* Work to be completed *
Repeat the lines beginning at the one with "Enumerate this screenshot's" and running to the end of the material, keeping the first and last of them, exactly as they appear.
>>>>>
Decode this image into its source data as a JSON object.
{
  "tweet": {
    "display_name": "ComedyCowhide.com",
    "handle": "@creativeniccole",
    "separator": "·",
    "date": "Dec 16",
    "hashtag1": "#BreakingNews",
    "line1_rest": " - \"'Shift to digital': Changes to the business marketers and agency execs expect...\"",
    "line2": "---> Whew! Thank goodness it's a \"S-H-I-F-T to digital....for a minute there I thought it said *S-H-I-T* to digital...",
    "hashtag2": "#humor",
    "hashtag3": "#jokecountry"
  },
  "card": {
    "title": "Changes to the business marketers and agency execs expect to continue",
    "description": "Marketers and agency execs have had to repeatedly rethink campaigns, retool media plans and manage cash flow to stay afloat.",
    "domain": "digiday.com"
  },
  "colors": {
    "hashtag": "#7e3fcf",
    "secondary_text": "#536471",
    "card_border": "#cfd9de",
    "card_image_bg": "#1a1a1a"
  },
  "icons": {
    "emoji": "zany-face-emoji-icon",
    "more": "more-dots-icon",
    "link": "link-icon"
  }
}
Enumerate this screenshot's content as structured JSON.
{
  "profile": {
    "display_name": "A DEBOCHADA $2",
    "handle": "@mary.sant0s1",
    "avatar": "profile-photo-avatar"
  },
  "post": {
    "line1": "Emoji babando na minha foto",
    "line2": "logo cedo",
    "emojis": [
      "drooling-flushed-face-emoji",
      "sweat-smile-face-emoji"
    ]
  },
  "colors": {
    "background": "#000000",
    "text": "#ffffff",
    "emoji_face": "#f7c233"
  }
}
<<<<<
* Answer section *
Enumerate this screenshot's content as structured JSON.
{
  "profile": {
    "display_name": "A DEBOCHADA $2",
    "handle": "@mary.sant0s1",
    "avatar": "profile-photo-avatar"
  },
  "post": {
    "line1": "Emoji babando na minha foto",
    "line2": "logo cedo",
    "emojis": [
      "drooling-flushed-face-emoji",
      "sweat-smile-face-emoji"
    ]
  },
  "colors": {
    "background": "#000000",
    "text": "#ffffff",
    "emoji_face": "#f7c233"
  }
}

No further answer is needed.